» MATERIAL TO PROCESS:
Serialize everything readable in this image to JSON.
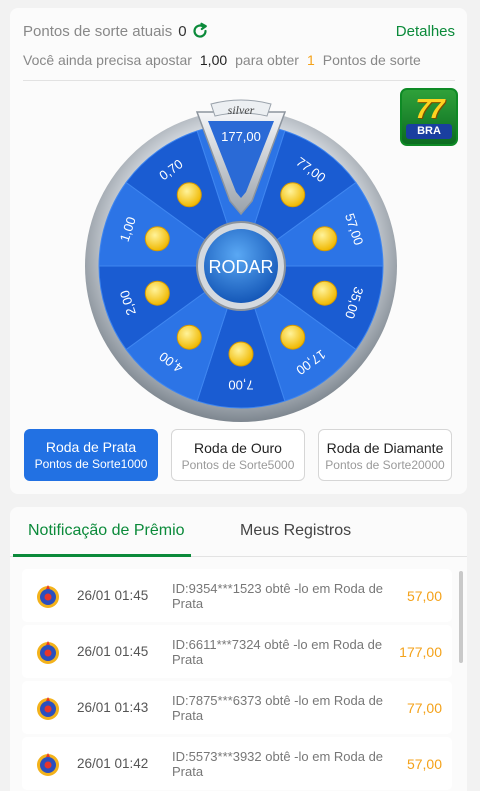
{
  "header": {
    "points_label": "Pontos de sorte atuais",
    "points_value": "0",
    "details_link": "Detalhes",
    "need_text": "Você ainda precisa apostar",
    "need_amount": "1,00",
    "obtain_text": "para obter",
    "obtain_points": "1",
    "points_unit": "Pontos de sorte"
  },
  "wheel": {
    "badge": "silver",
    "spin_label": "RODAR",
    "segments": [
      "177,00",
      "77,00",
      "57,00",
      "35,00",
      "17,00",
      "7,00",
      "4,00",
      "2,00",
      "1,00",
      "0,70"
    ]
  },
  "logo": {
    "number": "77",
    "text": "BRA"
  },
  "tiers": [
    {
      "name": "Roda de Prata",
      "cost": "Pontos de Sorte1000"
    },
    {
      "name": "Roda de Ouro",
      "cost": "Pontos de Sorte5000"
    },
    {
      "name": "Roda de Diamante",
      "cost": "Pontos de Sorte20000"
    }
  ],
  "tabs": [
    "Notificação de Prêmio",
    "Meus Registros"
  ],
  "records": [
    {
      "time": "26/01 01:45",
      "text": "ID:9354***1523 obtê -lo em Roda de Prata",
      "amount": "57,00"
    },
    {
      "time": "26/01 01:45",
      "text": "ID:6611***7324 obtê -lo em Roda de Prata",
      "amount": "177,00"
    },
    {
      "time": "26/01 01:43",
      "text": "ID:7875***6373 obtê -lo em Roda de Prata",
      "amount": "77,00"
    },
    {
      "time": "26/01 01:42",
      "text": "ID:5573***3932 obtê -lo em Roda de Prata",
      "amount": "57,00"
    }
  ],
  "colors": {
    "accent_green": "#0b8a3a",
    "primary_blue": "#2271e3",
    "amount_orange": "#f4a21a"
  }
}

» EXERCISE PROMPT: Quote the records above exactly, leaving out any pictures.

» WRITTEN ANSWER:
Serialize everything readable in this image to JSON.
{
  "header": {
    "points_label": "Pontos de sorte atuais",
    "points_value": "0",
    "details_link": "Detalhes",
    "need_text": "Você ainda precisa apostar",
    "need_amount": "1,00",
    "obtain_text": "para obter",
    "obtain_points": "1",
    "points_unit": "Pontos de sorte"
  },
  "wheel": {
    "badge": "silver",
    "spin_label": "RODAR",
    "segments": [
      "177,00",
      "77,00",
      "57,00",
      "35,00",
      "17,00",
      "7,00",
      "4,00",
      "2,00",
      "1,00",
      "0,70"
    ]
  },
  "logo": {
    "number": "77",
    "text": "BRA"
  },
  "tiers": [
    {
      "name": "Roda de Prata",
      "cost": "Pontos de Sorte1000"
    },
    {
      "name": "Roda de Ouro",
      "cost": "Pontos de Sorte5000"
    },
    {
      "name": "Roda de Diamante",
      "cost": "Pontos de Sorte20000"
    }
  ],
  "tabs": [
    "Notificação de Prêmio",
    "Meus Registros"
  ],
  "records": [
    {
      "time": "26/01 01:45",
      "text": "ID:9354***1523 obtê -lo em Roda de Prata",
      "amount": "57,00"
    },
    {
      "time": "26/01 01:45",
      "text": "ID:6611***7324 obtê -lo em Roda de Prata",
      "amount": "177,00"
    },
    {
      "time": "26/01 01:43",
      "text": "ID:7875***6373 obtê -lo em Roda de Prata",
      "amount": "77,00"
    },
    {
      "time": "26/01 01:42",
      "text": "ID:5573***3932 obtê -lo em Roda de Prata",
      "amount": "57,00"
    }
  ],
  "colors": {
    "accent_green": "#0b8a3a",
    "primary_blue": "#2271e3",
    "amount_orange": "#f4a21a"
  }
}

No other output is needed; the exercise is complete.